Heehee! This was part of our (very modest) carrot harvest, we only had three others sadly. But we are inundated with potatoes (weeks after harvesting them!) and runner beans, and have had a good crop of broad beans with more on the way. I've just had a lunch including salad leaves from the garden, which needed a good picking because they were starting to grow out of control. We had a few very small onions so not much better than last year there. But all in all I'm quite pleased with our progress in the garden, especially when we have very limited space and poor, shallow soil. Our indoor dwarf chilli plants are also faring well, giving us an abundance of tiny chillis to dry for future use. They had a spidermite problem recently but that's sorted now. (Tip: If you get a spidermite infestation, which is noticeable by very fine webs on your plants, spray the plants with a hose until all the webs and tiny little beasties are gone. Sorted ours out.)

So we're doing well on the grow-you-own front, bringing down our average food miles nicely. What's great is that our families are also in on the act so we can get home-grown fruit and veg from them too - I'm currently trying to think of things to do with piles of plums and greengauges!

In other Generous news, I've been side-tracked from my library-going recently, partly because of a rather disappointing trip a few months back where I couldn't really find anything good. But today I went and found loads of books I'd love to read! So once I've finished my current book, I'm going to try to only read books from my local library until the end of the year. I would do longer, but I'm bound to get a book or two for Christmas. It's a start though, and I do believe in supporting local libraries as they're very important community resources.

I'll try to post more about Generous stuff ... maybe I should start a diary so I remember when I've done something interesting ...

05 September 2009

200-word review: 'Life of Pi' by Yann Martel

I think I’ve lost my literary mojo. I should have liked ‘Life of Pi’. After all, it was the 2002 Booker Prize winner, and it’s extremely well written.

Yann Martel’s story of the childhood and coming-of-age of Piscine Molitor Patel, known as Pi, is best known as the book about a boy who gets trapped in a lifeboat with a tiger. This dismisses the fascinating part of the novel before the shipwreck, in which Pi grows up as a practising Hindu, Muslim and Christian. Not a theological standpoint I sympathise with, but interesting nonetheless, and vitally important to understanding the meaning of the novel. The bulk of the novel dealing with Pi’s time at sea is also beautifully written and, at times, engaging.

Despite that, I didn’t enjoy it. This may be because I am an animal lover with a strong sense of empathy, and some horrific things happen to animals. I also found much of the ‘at sea’ part tedious.
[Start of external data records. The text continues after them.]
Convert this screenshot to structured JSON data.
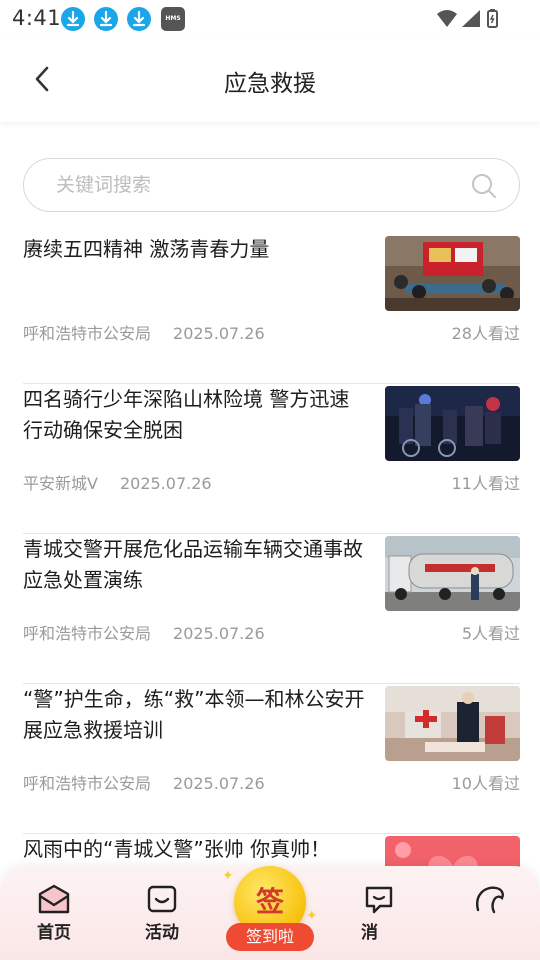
{
  "status_bar": {
    "time": "4:41",
    "hms_label": "HMS"
  },
  "header": {
    "title": "应急救援"
  },
  "search": {
    "placeholder": "关键词搜索"
  },
  "news": [
    {
      "title": "赓续五四精神 激荡青春力量",
      "source": "呼和浩特市公安局",
      "date": "2025.07.26",
      "views": "28人看过"
    },
    {
      "title": "四名骑行少年深陷山林险境 警方迅速行动确保安全脱困",
      "source": "平安新城V",
      "date": "2025.07.26",
      "views": "11人看过"
    },
    {
      "title": "青城交警开展危化品运输车辆交通事故应急处置演练",
      "source": "呼和浩特市公安局",
      "date": "2025.07.26",
      "views": "5人看过"
    },
    {
      "title": "“警”护生命，练“救”本领—和林公安开展应急救援培训",
      "source": "呼和浩特市公安局",
      "date": "2025.07.26",
      "views": "10人看过"
    },
    {
      "title": "风雨中的“青城义警”张帅 你真帅！",
      "source": "",
      "date": "",
      "views": ""
    }
  ],
  "bottom_nav": {
    "home": "首页",
    "activity": "活动",
    "sign_char": "签",
    "sign_label": "签到啦",
    "messages": "消"
  },
  "colors": {
    "accent_blue": "#1aa6e8",
    "sign_red": "#ee4b32",
    "sign_gold": "#f7c10c"
  }
}
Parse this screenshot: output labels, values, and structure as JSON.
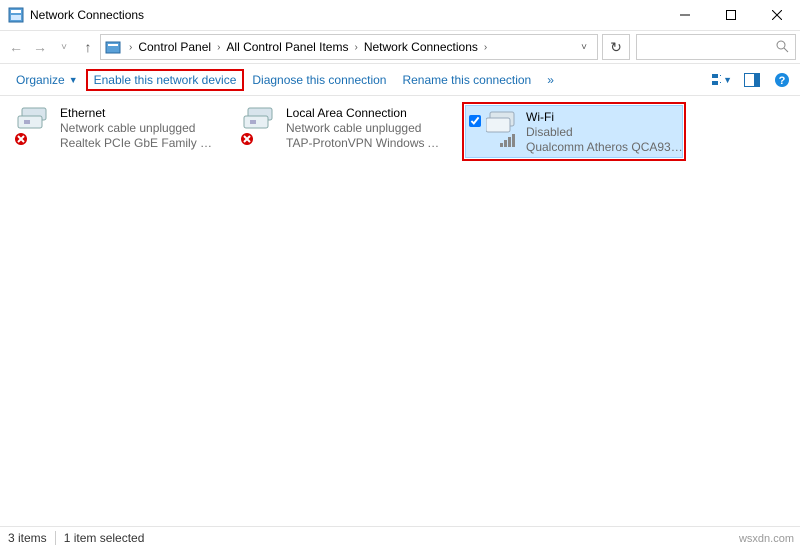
{
  "window": {
    "title": "Network Connections"
  },
  "breadcrumb": {
    "a": "Control Panel",
    "b": "All Control Panel Items",
    "c": "Network Connections"
  },
  "toolbar": {
    "organize": "Organize",
    "enable": "Enable this network device",
    "diagnose": "Diagnose this connection",
    "rename": "Rename this connection",
    "more": "»"
  },
  "items": {
    "ethernet": {
      "name": "Ethernet",
      "status": "Network cable unplugged",
      "device": "Realtek PCIe GbE Family Cont..."
    },
    "lan": {
      "name": "Local Area Connection",
      "status": "Network cable unplugged",
      "device": "TAP-ProtonVPN Windows Ad..."
    },
    "wifi": {
      "name": "Wi-Fi",
      "status": "Disabled",
      "device": "Qualcomm Atheros QCA9377..."
    }
  },
  "status": {
    "count": "3 items",
    "selected": "1 item selected"
  },
  "watermark": "wsxdn.com"
}
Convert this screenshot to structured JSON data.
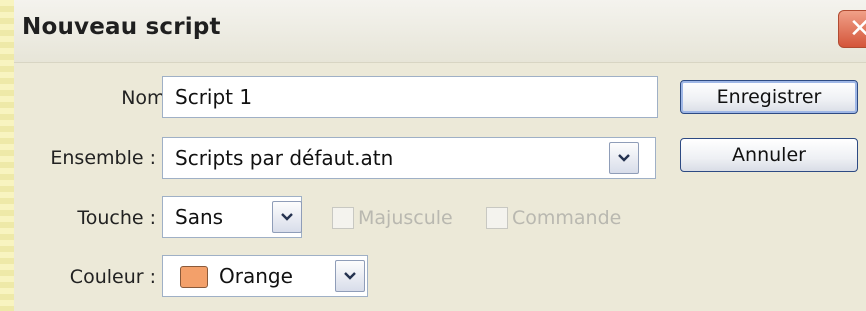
{
  "dialog": {
    "title": "Nouveau script",
    "close_symbol": "✕"
  },
  "form": {
    "name_label": "Nom :",
    "name_value": "Script 1",
    "set_label": "Ensemble :",
    "set_value": "Scripts par défaut.atn",
    "key_label": "Touche :",
    "key_value": "Sans",
    "shift_label": "Majuscule",
    "shift_checked": false,
    "shift_enabled": false,
    "command_label": "Commande",
    "command_checked": false,
    "command_enabled": false,
    "color_label": "Couleur :",
    "color_value": "Orange",
    "color_swatch": "#f3a06a"
  },
  "buttons": {
    "save_label": "Enregistrer",
    "cancel_label": "Annuler"
  },
  "icons": {
    "close": "close-icon",
    "dropdown": "chevron-down-icon"
  },
  "colors": {
    "title_close_bg": "#d4553a",
    "button_border": "#2d4a83",
    "field_border": "#9fb0c6"
  }
}
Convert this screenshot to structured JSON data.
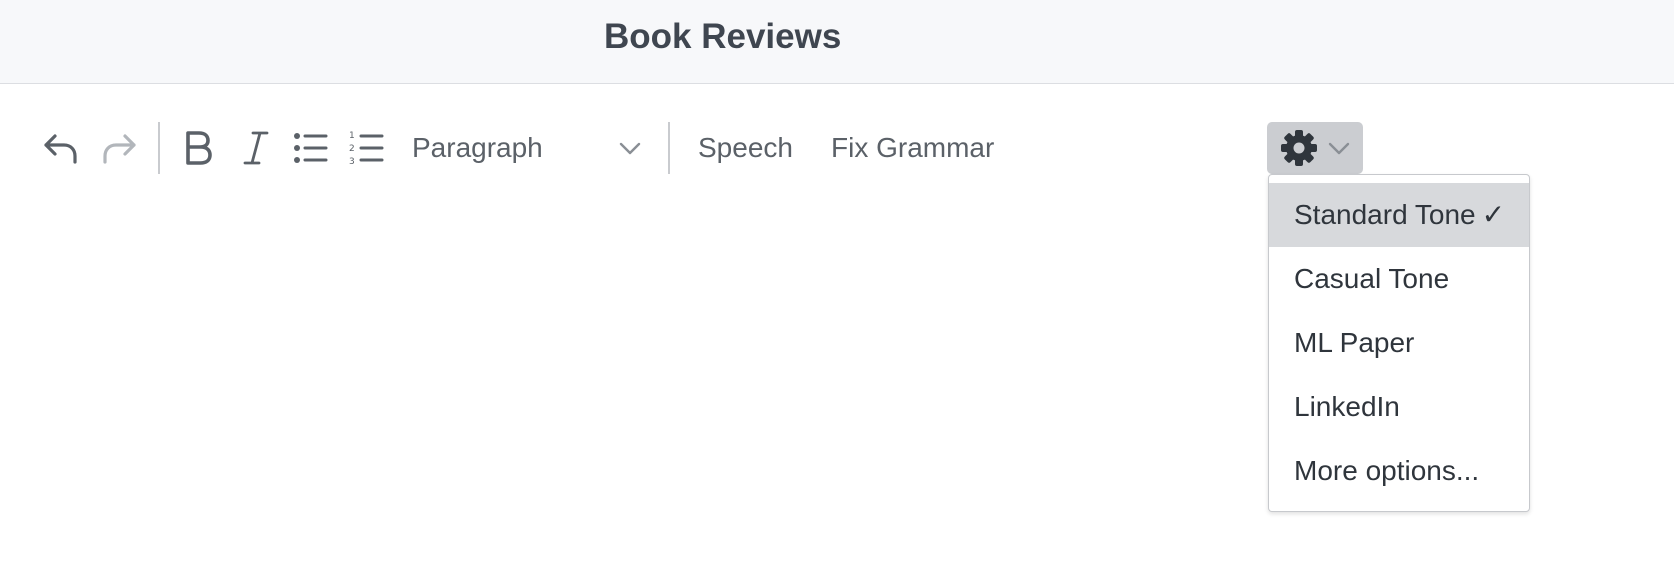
{
  "header": {
    "title": "Book Reviews"
  },
  "toolbar": {
    "undo_icon": "undo-icon",
    "redo_icon": "redo-icon",
    "bold_icon": "bold-icon",
    "italic_icon": "italic-icon",
    "bulleted_list_icon": "bulleted-list-icon",
    "numbered_list_icon": "numbered-list-icon",
    "block_format": {
      "selected": "Paragraph"
    },
    "speech_label": "Speech",
    "fix_grammar_label": "Fix Grammar",
    "settings_icon": "gear-icon",
    "redo_enabled": false
  },
  "tone_menu": {
    "items": [
      {
        "label": "Standard Tone",
        "checkmark": "✓",
        "selected": true
      },
      {
        "label": "Casual Tone",
        "checkmark": "",
        "selected": false
      },
      {
        "label": "ML Paper",
        "checkmark": "",
        "selected": false
      },
      {
        "label": "LinkedIn",
        "checkmark": "",
        "selected": false
      },
      {
        "label": "More options...",
        "checkmark": "",
        "selected": false
      }
    ]
  },
  "colors": {
    "header_bg": "#f7f8fa",
    "toolbar_icon": "#5b6168",
    "disabled_icon": "#b2b6bb",
    "settings_button_bg": "#cbcdd1",
    "selected_item_bg": "#d7d9dc"
  }
}
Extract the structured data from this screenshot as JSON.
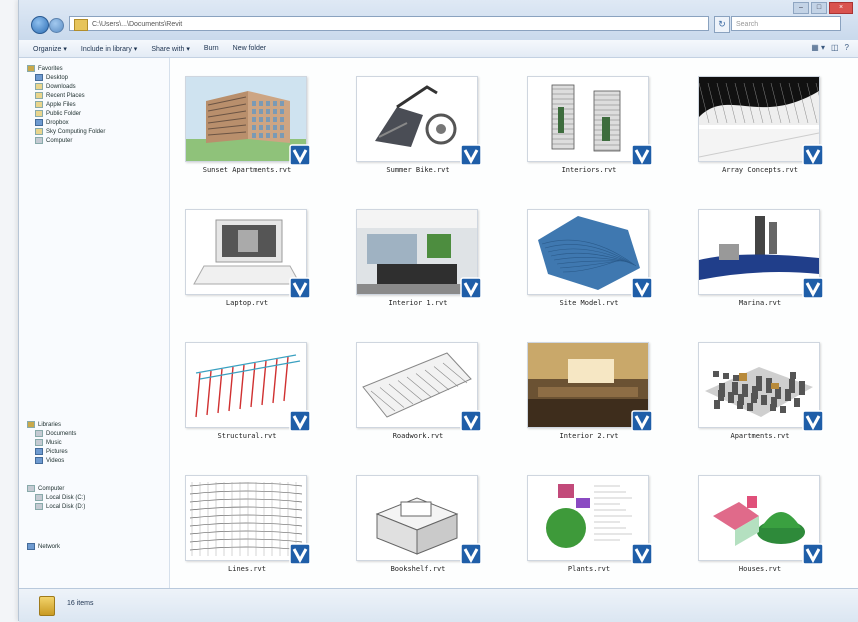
{
  "window": {
    "address_path": "C:\\Users\\...\\Documents\\Revit",
    "search_placeholder": "Search",
    "refresh_glyph": "↻",
    "controls": [
      "–",
      "□",
      "×"
    ]
  },
  "toolbar": {
    "items": [
      "Organize ▾",
      "Include in library ▾",
      "Share with ▾",
      "Burn",
      "New folder"
    ],
    "right_glyphs": [
      "▦ ▾",
      "◫",
      "?"
    ]
  },
  "navpane": {
    "favorites": {
      "header": "Favorites",
      "items": [
        "Desktop",
        "Downloads",
        "Recent Places",
        "Apple Files",
        "Public Folder",
        "Dropbox",
        "Sky Computing Folder",
        "Computer"
      ]
    },
    "libraries": {
      "header": "Libraries",
      "items": [
        "Documents",
        "Music",
        "Pictures",
        "Videos"
      ]
    },
    "computer": {
      "header": "Computer",
      "items": [
        "Local Disk (C:)",
        "Local Disk (D:)"
      ]
    },
    "network": {
      "header": "Network"
    }
  },
  "files": [
    {
      "name": "Sunset Apartments.rvt",
      "art": "building"
    },
    {
      "name": "Summer Bike.rvt",
      "art": "bike"
    },
    {
      "name": "Interiors.rvt",
      "art": "towers"
    },
    {
      "name": "Array Concepts.rvt",
      "art": "array"
    },
    {
      "name": "Laptop.rvt",
      "art": "laptop"
    },
    {
      "name": "Interior 1.rvt",
      "art": "interior"
    },
    {
      "name": "Site Model.rvt",
      "art": "site"
    },
    {
      "name": "Marina.rvt",
      "art": "marina"
    },
    {
      "name": "Structural.rvt",
      "art": "structure"
    },
    {
      "name": "Roadwork.rvt",
      "art": "road"
    },
    {
      "name": "Interior 2.rvt",
      "art": "interior2"
    },
    {
      "name": "Apartments.rvt",
      "art": "city"
    },
    {
      "name": "Lines.rvt",
      "art": "lines"
    },
    {
      "name": "Bookshelf.rvt",
      "art": "box"
    },
    {
      "name": "Plants.rvt",
      "art": "plants"
    },
    {
      "name": "Houses.rvt",
      "art": "houses"
    }
  ],
  "status": {
    "text": "16 items"
  }
}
That’s probably a literary effect to reflect the monotony of Pi’s life, but it was difficult. However, I thought the ending raised interesting ideas about belief and tolerance. But it’s definitely not a book I want to read again.

Next Book Review: 'Died in the Wool' by Mary Kruger